The crucial word that indicates the sequence of events is after. First one thing happened, then another. The problem with the first sentence is that the use of the past tense in both the main clause and the subordinate clause suggests that both events have the same time reference. If that is what is intended, then it makes more sense to join the two clauses not with after, but with when:

'We were completely in the dark when the wind blew the candle out.'

share|improve this answer
    
I'm a long way from being convinced here. As John comments, in OP's exact context, grammatically, both forms are fine, and they're semantically equivalent. And I can't really see anything wrong with using Past Perfect after when - again, that would still have the same meaning. But Simple Past, as in your final example, is open to the interpretation that we were already in the dark, at and before the time the candle went out. As in "He was just a poor dirt-farmer when he won the lottery". –  FumbleFingers Dec 9 '12 at 14:23
    
@FumbleFingers. I thought someone would say that, but so long as a candle is alight it is reasonable to suppose that those in its proximity are not completely in the dark. –  Barrie England Dec 9 '12 at 14:42
    
Absolutely. That's why I chose a "parallel" construction involving a "prior state" and a "subsequent event" where you don't need any contrived interpretation to know exactly the sequence, and the extent of any overlap in time. And I think you could quite reasonably say "He punched his boss in the the face after he had won the lottery" - arguably PP there emphasises that the one event specifically follows after (and is dependent upon) the other. –  FumbleFingers Dec 9 '12 at 15:06
    
As always, it is impossible to give a fully accurate answer without seeing the full context. I maintain, however, that in formal prose a main clause with the past tense requires the past perfect construction in a subsequent clause introduced by after, unless conext dictates otherwise. At the very least, it is the solution likely to cause least trouble. –  Barrie England Dec 9 '12 at 15:12
    
Well, I'm sure you'd know more about the "requirements of formal prose", but in ordinary speech, I can't see anything "odd" about, say, "I haven't been with my sugar-daddy for long. We only got to know each other after he'd won the lottery" (which I think is another parallel construction). And I can easily convince myself that PP there "validly" carries some slight implication of trying to place the time before that lottery win firmly in the past, even if it ain't talking proper according to rules that I don't know very well. –  FumbleFingers Dec 9 '12 at 18:32
add comment

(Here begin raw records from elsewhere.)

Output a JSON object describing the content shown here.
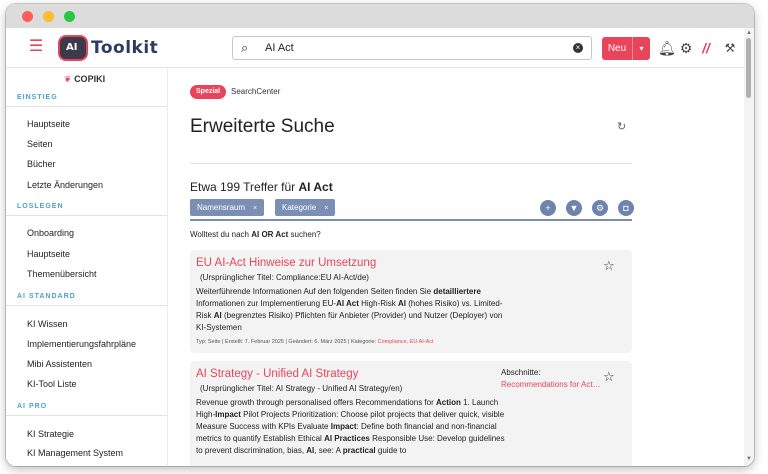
{
  "window": {
    "traffic_lights": [
      "#ff5f57",
      "#febc2e",
      "#28c840"
    ]
  },
  "topnav": {
    "menu_icon": "hamburger-icon",
    "logo_mark": "AI",
    "logo_text": "Toolkit",
    "search": {
      "value": "AI Act",
      "placeholder": "",
      "icon": "search-icon"
    },
    "new_button": "Neu",
    "icons": [
      "bell-icon",
      "gear-icon",
      "pen-icon",
      "tool-icon"
    ]
  },
  "sidebar": {
    "brand": "COPIKI",
    "sections": [
      {
        "title": "EINSTIEG",
        "items": [
          "Hauptseite",
          "Seiten",
          "Bücher",
          "Letzte Änderungen"
        ]
      },
      {
        "title": "LOSLEGEN",
        "items": [
          "Onboarding",
          "Hauptseite",
          "Themenübersicht"
        ]
      },
      {
        "title": "AI STANDARD",
        "items": [
          "KI Wissen",
          "Implementierungsfahrpläne",
          "Mibi Assistenten",
          "KI-Tool Liste"
        ]
      },
      {
        "title": "AI PRO",
        "items": [
          "KI Strategie",
          "KI Management System"
        ]
      }
    ]
  },
  "main": {
    "special_tag": "Spezial",
    "special_label": "SearchCenter",
    "heading": "Erweiterte Suche",
    "result_count_prefix": "Etwa 199 Treffer für ",
    "result_count_query": "AI Act",
    "filters": [
      {
        "label": "Namensraum",
        "remove": "×"
      },
      {
        "label": "Kategorie",
        "remove": "×"
      }
    ],
    "filter_icons": [
      "plus-icon",
      "funnel-icon",
      "gear-icon",
      "camera-icon"
    ],
    "suggestion": {
      "prefix": "Wolltest du nach ",
      "query": "AI OR Act",
      "suffix": " suchen?"
    },
    "results": [
      {
        "title": "EU AI-Act Hinweise zur Umsetzung",
        "original_title": "(Ursprünglicher Titel: Compliance:EU AI-Act/de)",
        "snippet": [
          {
            "t": "Weiterführende Informationen Auf den folgenden Seiten finden Sie "
          },
          {
            "t": "detailliertere",
            "b": true
          },
          {
            "t": " Informationen zur Implementierung EU-"
          },
          {
            "t": "AI Act",
            "b": true
          },
          {
            "t": " High-Risk "
          },
          {
            "t": "AI",
            "b": true
          },
          {
            "t": " (hohes Risiko) vs. Limited-Risk "
          },
          {
            "t": "AI",
            "b": true
          },
          {
            "t": " (begrenztes Risiko) Pflichten für Anbieter (Provider) und Nutzer (Deployer) von KI-Systemen"
          }
        ],
        "meta": "Typ: Seite  |  Erstellt: 7. Februar 2025  |  Geändert: 6. März 2025  |  Kategorie: ",
        "categories": "Compliance, EU AI-Act"
      },
      {
        "title": "AI Strategy - Unified AI Strategy",
        "original_title": "(Ursprünglicher Titel: AI Strategy - Unified AI Strategy/en)",
        "sections_label": "Abschnitte:",
        "sections_value": "Recommendations for Action",
        "snippet": [
          {
            "t": "Revenue growth through personalised offers Recommendations for "
          },
          {
            "t": "Action",
            "b": true
          },
          {
            "t": " 1. Launch High-"
          },
          {
            "t": "Impact",
            "b": true
          },
          {
            "t": " Pilot Projects Prioritization: Choose pilot projects that deliver quick, visible Measure Success with KPIs Evaluate "
          },
          {
            "t": "Impact",
            "b": true
          },
          {
            "t": ": Define both financial and non-financial metrics to quantify Establish Ethical "
          },
          {
            "t": "AI Practices",
            "b": true
          },
          {
            "t": " Responsible Use: Develop guidelines to prevent discrimination, bias, "
          },
          {
            "t": "AI",
            "b": true
          },
          {
            "t": ", see: A "
          },
          {
            "t": "practical",
            "b": true
          },
          {
            "t": " guide to"
          }
        ]
      }
    ]
  }
}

We were completely in the dark after the wind blew the candle out.

You would use "had X" when describing and action further in the past before this event, as in:

We were completely in the dark after the wind blew the candle out. This had never happened before.

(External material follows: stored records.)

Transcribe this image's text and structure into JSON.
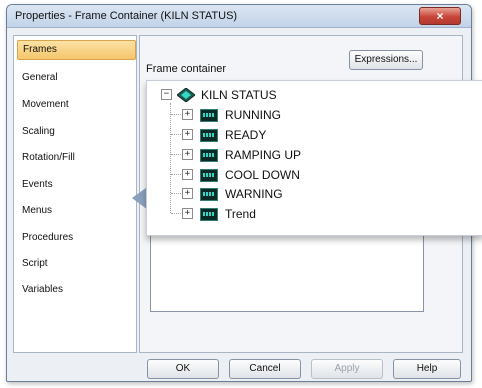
{
  "window": {
    "title": "Properties - Frame Container (KILN STATUS)",
    "close_glyph": "×"
  },
  "sidebar": {
    "items": [
      {
        "label": "Frames",
        "active": true
      },
      {
        "label": "General"
      },
      {
        "label": "Movement"
      },
      {
        "label": "Scaling"
      },
      {
        "label": "Rotation/Fill"
      },
      {
        "label": "Events"
      },
      {
        "label": "Menus"
      },
      {
        "label": "Procedures"
      },
      {
        "label": "Script"
      },
      {
        "label": "Variables"
      }
    ]
  },
  "main": {
    "expressions_label": "Expressions...",
    "frame_container_label": "Frame container",
    "tree": {
      "root": {
        "label": "KILN STATUS",
        "expander": "−",
        "icon": "container-icon"
      },
      "children": [
        {
          "label": "RUNNING",
          "expander": "+",
          "icon": "frame-icon"
        },
        {
          "label": "READY",
          "expander": "+",
          "icon": "frame-icon"
        },
        {
          "label": "RAMPING UP",
          "expander": "+",
          "icon": "frame-icon"
        },
        {
          "label": "COOL DOWN",
          "expander": "+",
          "icon": "frame-icon"
        },
        {
          "label": "WARNING",
          "expander": "+",
          "icon": "frame-icon"
        },
        {
          "label": "Trend",
          "expander": "+",
          "icon": "frame-icon"
        }
      ]
    }
  },
  "footer": {
    "ok_label": "OK",
    "cancel_label": "Cancel",
    "apply_label": "Apply",
    "help_label": "Help"
  },
  "colors": {
    "active_tab": "#f5c66b",
    "close_button": "#c8453a",
    "frame_icon": "#35d6c3"
  }
}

share|improve this answer
3  
You missed out "We were completely in the dark after the wind had blown the candle out, so we played rock-paper-scissors by touch until daylight." Past Perfect there places the blowing out of the candle firmly before the tactile games. –  FumbleFingers Dec 9 '12 at 5:06
1  
@FumbleFingers I don’t think your example sentence should have past perfect in it. Simple past suffices there, because of the so, and the details. –  tchrist Dec 9 '12 at 15:35
    
@tchrist: You and Barrie both, it seems. I don't deny that PP isn't exactly necessary - but like John Lawler, I don't think it's necessarily wrong, either. And I could have phrased the bit after the comma as simply "playing rock-paper-scissors by touch", so you can't invoke the presence of "so" as a factor. Whatever - if you know of a rule here, you're welcome to be constrained by it. Like you, in certain contexts, I'm happy to say "I might say it myself without misgivings, so it must be okay by my rules". –  FumbleFingers Dec 9 '12 at 18:42
add comment

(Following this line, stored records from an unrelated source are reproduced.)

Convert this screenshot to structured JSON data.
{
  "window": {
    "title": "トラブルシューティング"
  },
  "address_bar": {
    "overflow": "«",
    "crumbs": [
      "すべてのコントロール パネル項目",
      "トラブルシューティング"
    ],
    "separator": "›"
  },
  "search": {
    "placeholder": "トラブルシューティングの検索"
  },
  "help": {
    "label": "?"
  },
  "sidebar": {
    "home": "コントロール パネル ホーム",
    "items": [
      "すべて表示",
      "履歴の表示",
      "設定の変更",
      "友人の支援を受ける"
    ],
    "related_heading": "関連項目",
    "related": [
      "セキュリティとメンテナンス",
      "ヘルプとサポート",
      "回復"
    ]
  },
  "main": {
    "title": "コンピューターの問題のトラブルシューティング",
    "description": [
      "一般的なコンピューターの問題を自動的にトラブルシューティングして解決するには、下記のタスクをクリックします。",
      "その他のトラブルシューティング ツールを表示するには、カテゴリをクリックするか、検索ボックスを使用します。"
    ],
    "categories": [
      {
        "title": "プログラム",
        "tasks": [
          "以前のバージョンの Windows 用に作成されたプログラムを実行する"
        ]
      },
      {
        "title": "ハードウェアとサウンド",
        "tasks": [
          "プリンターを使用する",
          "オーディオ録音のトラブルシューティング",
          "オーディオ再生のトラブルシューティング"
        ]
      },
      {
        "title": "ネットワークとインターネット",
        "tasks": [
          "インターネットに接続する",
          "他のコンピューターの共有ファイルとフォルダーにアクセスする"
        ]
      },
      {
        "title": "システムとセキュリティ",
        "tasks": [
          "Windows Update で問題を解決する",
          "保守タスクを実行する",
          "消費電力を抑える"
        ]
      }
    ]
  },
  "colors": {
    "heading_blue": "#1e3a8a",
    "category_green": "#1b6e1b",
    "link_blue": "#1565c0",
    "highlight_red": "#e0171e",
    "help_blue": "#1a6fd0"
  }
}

Your Answer

 
discard

By posting your answer, you agree to the privacy policy and terms of service.

Not the answer you're looking for? Browse other questions tagged or ask your own question.